You’ve lost your wallet. Your whole life is in that purse. You’ve looked everywhere, called the businesses you recently visited and asked your friends to check their cars or houses. It’s nowhere to be found. Now what?
Losing your wallet or purse is one of the most inconvenient things that can happen. Time is of the essence when it comes to protecting your bank account and identity from malicious fraud. The maximum time you should wait to act is 24 hours. Some companies even have deadlines for reporting lost cards.
Listed below are several key steps to take if you find yourself in this predicament. As long as you do all of these things, the order in which you do them isn’t important. Also, the following six items should never be regularly kept in your wallet.
- Social Security card

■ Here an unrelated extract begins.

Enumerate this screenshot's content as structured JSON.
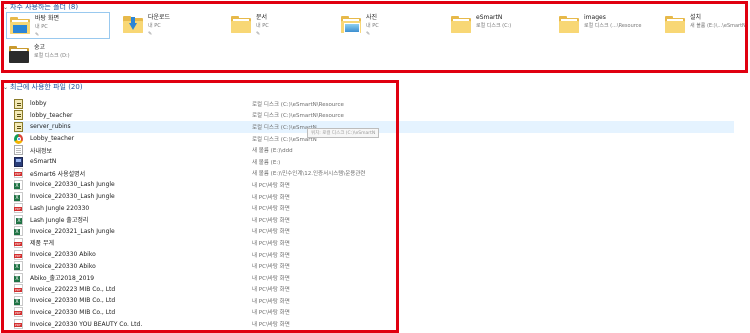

- Birth Certificate
- Every single credit card you own
- Spare house keys
- Your Personal Identification Numbers (PINs)
File a police report. As soon as you’ve given up finding your wallet, assume that someone has it and is not going to return it. Calling the police might seem like an unnecessary step, but it is essential for fraud prevention. Please, do not call 911 in this situation. The police will give you a report with a report number, which is very important if you become a victim of identity theft or fraud. You need a real record of the event, rather than trying to explain to creditors later, why you didn’t report the loss.

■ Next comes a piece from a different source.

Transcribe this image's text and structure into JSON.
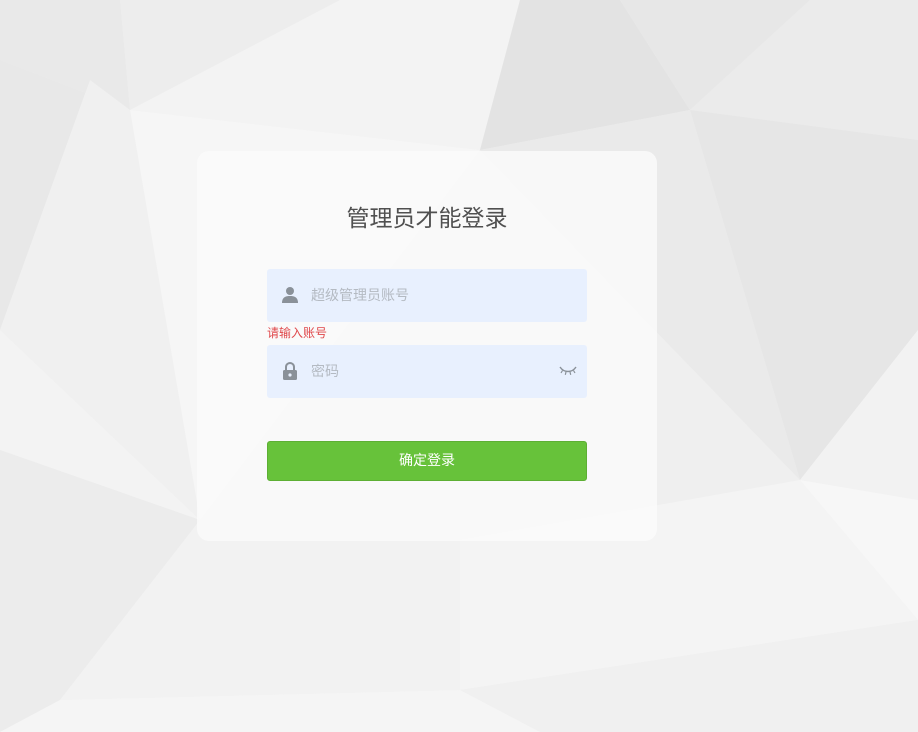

You will also need a new driver’s license, as most Department of Motor Vehicles will ask for a copy of the police report. The DMV will issue you a new driver’s license, which will have the same number as the old one.
Call your bank. Provide your bank with a copy of the police report. If you have a debit card, report it stolen and get the bank to issue you a new one.

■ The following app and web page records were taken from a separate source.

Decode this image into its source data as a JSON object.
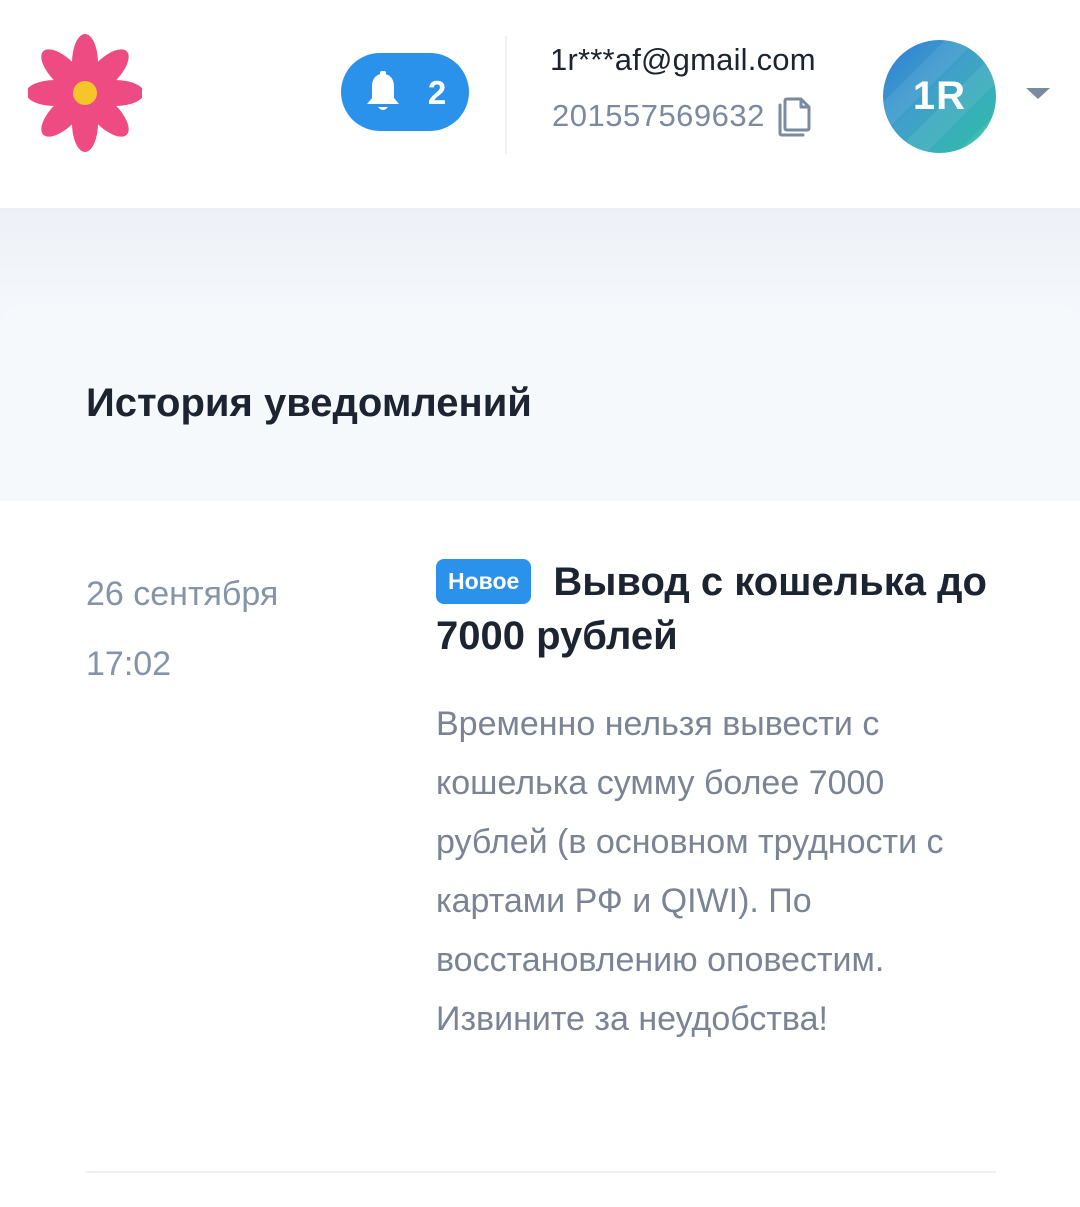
{
  "header": {
    "logo_icon": "flower-logo-icon",
    "notifications": {
      "icon": "bell-icon",
      "count": "2"
    },
    "account": {
      "email": "1r***af@gmail.com",
      "id": "201557569632",
      "copy_icon": "copy-icon"
    },
    "avatar": {
      "initials": "1R"
    },
    "menu_icon": "chevron-down-icon"
  },
  "history": {
    "title": "История уведомлений",
    "items": [
      {
        "date": "26 сентября",
        "time": "17:02",
        "badge": "Новое",
        "title": "Вывод с кошелька до 7000 рублей",
        "text": "Временно нельзя вывести с кошелька сумму более 7000 рублей (в основном трудности с картами РФ и QIWI). По восстановлению оповестим. Извините за неудобства!"
      }
    ]
  },
  "colors": {
    "accent": "#2b92eb",
    "logo_petal": "#ef4b83",
    "logo_center": "#f6c52a",
    "text_primary": "#1b2430",
    "text_muted": "#7a8aa0"
  }
}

Call your credit card companies and report your cards lost or stolen. You may be told to cancel your cards, however, that is not necessary. Canceling your cards may cause other headaches and mess-up your credit score. Every card issuer has a set of procedures for handling lost or stolen cards, and if you report it as such, you won’t have as many difficulties as you would if canceling them..
Notify the three major credit agencies. Call the three agencies—Equifax, TransUnion and Experian—and ask them to put a fraud alert on your credit report. Get a copy of your credit reports to check for fraudulent activities a month or two after you’ve reported your cards stolen.
Lastly, a preventative step that will help immensely if your wallet or purse is lost, is to scan or photocopy, everything in your wallet (front and back). Keep these scans stored in a protected folder on your computer, or your photocopied items in a safe place. This includes not only your driver’s license and credit cards, but also health insurance cards and gift cards. The goal is to have a backup so you know instantly what is missing and the numbers to call to begin to remedy the situation.